6 Smart Ways to Help Kids Save on College Tuition Costs

Saving for college

Getting kids into college is daunting enough, but thinking about how to pay for it can be downright terrifying. Unfortunately, in this case, ignorance is not bliss. Stuffing your piggy bank with loose change every chance you get isn't going to cut it this time. The more prepared you are, the better off you and your student will be. So, what are some other ways you can creatively save for higher education?

Advertisement

Cameron Huddleston, columnist for GOBankingRates.com, shares six tips that can help your child earn a degree without graduating with a mountain of debt. 

1. Take AP classes.

"Encourage your children who are up for the challenge academically to take as many advanced placement courses high schools [offer]. If they score high enough on AP exams, they'll earn college credit -- which means fewer courses they'll have to take in college and a smaller bill to complete their degree," explains Huddleston.

With a lighter class load, perhaps your student can pick up a part-time job and keep that cash coming in!

More from The Stir10 Money-Saving Tips for Your Next Theme Park Vacation (PHOTOS)

2. Saving beats borrowing.

"Of course, saving for college rather than borrowing will cost you less over the long term," Huddleston points out. "The best way to save is through a 529 college savings plan. Almost all states offer a 529 plan, but you can invest in any state’s plan, not just your own, and the money can be used for tuition at any school, not just schools in the state with the 529 plan in which you’ve invested.
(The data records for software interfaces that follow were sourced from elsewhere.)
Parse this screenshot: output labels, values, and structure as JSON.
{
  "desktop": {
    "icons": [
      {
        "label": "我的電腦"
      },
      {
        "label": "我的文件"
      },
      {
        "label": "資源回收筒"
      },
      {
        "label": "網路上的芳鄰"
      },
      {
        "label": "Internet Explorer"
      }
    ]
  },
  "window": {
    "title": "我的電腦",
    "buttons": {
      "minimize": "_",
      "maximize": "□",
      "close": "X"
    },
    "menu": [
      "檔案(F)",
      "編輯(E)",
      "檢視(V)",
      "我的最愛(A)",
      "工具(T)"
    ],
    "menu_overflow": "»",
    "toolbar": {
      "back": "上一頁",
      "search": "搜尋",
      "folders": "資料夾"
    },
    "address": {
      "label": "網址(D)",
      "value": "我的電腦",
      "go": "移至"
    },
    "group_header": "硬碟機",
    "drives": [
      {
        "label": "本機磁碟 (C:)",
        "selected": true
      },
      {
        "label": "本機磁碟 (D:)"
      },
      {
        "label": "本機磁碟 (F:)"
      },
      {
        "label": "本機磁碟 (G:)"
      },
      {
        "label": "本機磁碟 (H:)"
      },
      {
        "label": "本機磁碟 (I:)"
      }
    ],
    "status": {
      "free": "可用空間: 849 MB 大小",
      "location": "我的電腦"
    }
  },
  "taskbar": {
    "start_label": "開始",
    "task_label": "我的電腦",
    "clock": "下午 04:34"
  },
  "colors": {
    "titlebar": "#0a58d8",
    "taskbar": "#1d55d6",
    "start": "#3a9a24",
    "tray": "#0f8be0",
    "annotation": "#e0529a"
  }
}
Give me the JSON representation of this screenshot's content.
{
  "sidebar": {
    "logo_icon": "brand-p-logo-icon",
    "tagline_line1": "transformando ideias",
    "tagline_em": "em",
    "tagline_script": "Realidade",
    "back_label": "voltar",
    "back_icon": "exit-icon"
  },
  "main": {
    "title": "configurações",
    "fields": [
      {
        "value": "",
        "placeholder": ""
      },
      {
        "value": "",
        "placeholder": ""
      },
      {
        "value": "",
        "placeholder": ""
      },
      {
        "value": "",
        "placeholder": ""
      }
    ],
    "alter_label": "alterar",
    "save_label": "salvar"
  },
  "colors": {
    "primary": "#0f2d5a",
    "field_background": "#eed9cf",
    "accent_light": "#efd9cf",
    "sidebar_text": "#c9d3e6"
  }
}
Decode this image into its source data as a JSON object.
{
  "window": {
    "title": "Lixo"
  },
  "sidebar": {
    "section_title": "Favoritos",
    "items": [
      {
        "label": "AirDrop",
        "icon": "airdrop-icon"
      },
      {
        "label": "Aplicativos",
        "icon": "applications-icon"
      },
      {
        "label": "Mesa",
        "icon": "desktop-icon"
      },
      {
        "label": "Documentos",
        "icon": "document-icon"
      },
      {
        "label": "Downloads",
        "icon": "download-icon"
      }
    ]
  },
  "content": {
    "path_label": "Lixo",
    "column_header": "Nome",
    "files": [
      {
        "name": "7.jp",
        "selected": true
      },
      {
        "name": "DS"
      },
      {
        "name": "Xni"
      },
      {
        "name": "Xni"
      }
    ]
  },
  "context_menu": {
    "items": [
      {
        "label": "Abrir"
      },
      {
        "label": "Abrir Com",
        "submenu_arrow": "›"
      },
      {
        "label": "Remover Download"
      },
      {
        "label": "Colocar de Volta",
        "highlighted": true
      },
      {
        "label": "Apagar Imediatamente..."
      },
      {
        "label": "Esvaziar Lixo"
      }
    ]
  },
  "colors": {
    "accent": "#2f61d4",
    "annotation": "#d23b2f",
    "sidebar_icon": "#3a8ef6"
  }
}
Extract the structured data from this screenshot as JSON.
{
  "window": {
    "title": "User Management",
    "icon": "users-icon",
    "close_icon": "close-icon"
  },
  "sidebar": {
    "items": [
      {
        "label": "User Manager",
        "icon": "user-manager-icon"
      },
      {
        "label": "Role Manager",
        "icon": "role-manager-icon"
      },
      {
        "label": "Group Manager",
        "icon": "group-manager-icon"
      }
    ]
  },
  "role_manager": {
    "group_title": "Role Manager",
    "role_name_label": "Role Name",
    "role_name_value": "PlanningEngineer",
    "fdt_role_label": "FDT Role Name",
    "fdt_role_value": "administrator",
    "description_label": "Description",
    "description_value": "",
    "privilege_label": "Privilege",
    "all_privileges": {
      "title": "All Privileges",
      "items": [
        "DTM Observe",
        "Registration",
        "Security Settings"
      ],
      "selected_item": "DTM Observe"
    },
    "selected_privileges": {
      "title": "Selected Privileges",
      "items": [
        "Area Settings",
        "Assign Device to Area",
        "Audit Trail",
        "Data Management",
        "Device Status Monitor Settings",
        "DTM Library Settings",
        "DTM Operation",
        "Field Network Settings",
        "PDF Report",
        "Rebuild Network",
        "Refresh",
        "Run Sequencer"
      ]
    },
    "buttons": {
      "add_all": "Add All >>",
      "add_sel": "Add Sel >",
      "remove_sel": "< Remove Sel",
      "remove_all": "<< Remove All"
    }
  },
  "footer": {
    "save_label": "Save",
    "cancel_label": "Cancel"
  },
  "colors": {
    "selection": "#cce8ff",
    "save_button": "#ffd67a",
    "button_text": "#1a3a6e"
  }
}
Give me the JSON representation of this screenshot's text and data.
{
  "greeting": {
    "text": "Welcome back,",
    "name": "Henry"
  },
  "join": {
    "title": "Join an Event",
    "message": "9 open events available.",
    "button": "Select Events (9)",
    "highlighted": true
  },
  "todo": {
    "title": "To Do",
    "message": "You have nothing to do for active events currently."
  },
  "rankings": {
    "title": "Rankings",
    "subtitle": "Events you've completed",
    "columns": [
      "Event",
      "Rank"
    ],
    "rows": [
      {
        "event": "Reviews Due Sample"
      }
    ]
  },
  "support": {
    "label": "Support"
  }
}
"However, if your state offers a tax deduction or credit (and more than half do) for contributions to its 529 plan, you should opt for your state’s plan. Funds in a 529 plan can grow because the money is invested in assets such as mutual funds. And the money can be withdrawn tax-free for qualified education expenses."

If you want to see just how much socking away funds for college can save you versus borrowing, Huddleston recommends checking out an online comparison overview.

More from The Stir26 Money-Saving Tips From Depression-Era Elders

3. Take advantage of a family discount.

"My husband actually is a professor at a state university, which allows dependents to attend for half price," Huddleston says. "So if our children go to school where he teaches, we'll save 50 percent on the cost of their education. Some schools are even more generous."

For example, if you work for a school that is part of the Council of Independent Colleges, your children can attend any of the more than 400 member colleges tuition-free, the finance expert notes.

"You don't necessarily have to be a professor, but you do have to be a full-time employee," Huddleston explains. "So it might be worth looking into job openings at a nearby college or university that offers a tuition benefit for family members as a way to lower the cost of college."

4. Start locally.

"Families can keep down the cost of a college education by having their child start their education at a lower-cost community college [and] then transfer to a state university to complete their degree. Just make sure credits will transfer," Huddleston notes.

Plus, if your student lives at home during these years, you're saving on the additional cost of room and board.

5. Think long-game.

"If you have a bright child who's been accepted into a top-notch private university but has been offered a full ride or grants from another school, you'd be smart not to pass up the free money -- even if it's not from your child's dream school," the personal finance expert says. "It might be a little disappointing, but it won't be nearly as disappointing as a big student loan bill that has to be paid each month after graduation."

More from The Stir: 11 Money Saving Tips for Feeding Hungry Families on Vacation

6. Find an employer that will provide financial support.

"Another option is to look for employment after high school (or a couple of years into college) with a company that provides education benefits," Huddleston notes. "For example, I know a young woman who spent a few years in college but couldn't settle on a major. She decided to stop wasting time and money by taking a break from college and getting a job with a bank. The bank will actually help her cover the cost of returning to school when she decides to go back. She plans to return and get a degree in finance -- with financial support from her employer."

Pretty savvy! Remember: Knowledge is power, so keep these ideas in mind.

 

Image via Arina P Habich/Shutterstock

Read More >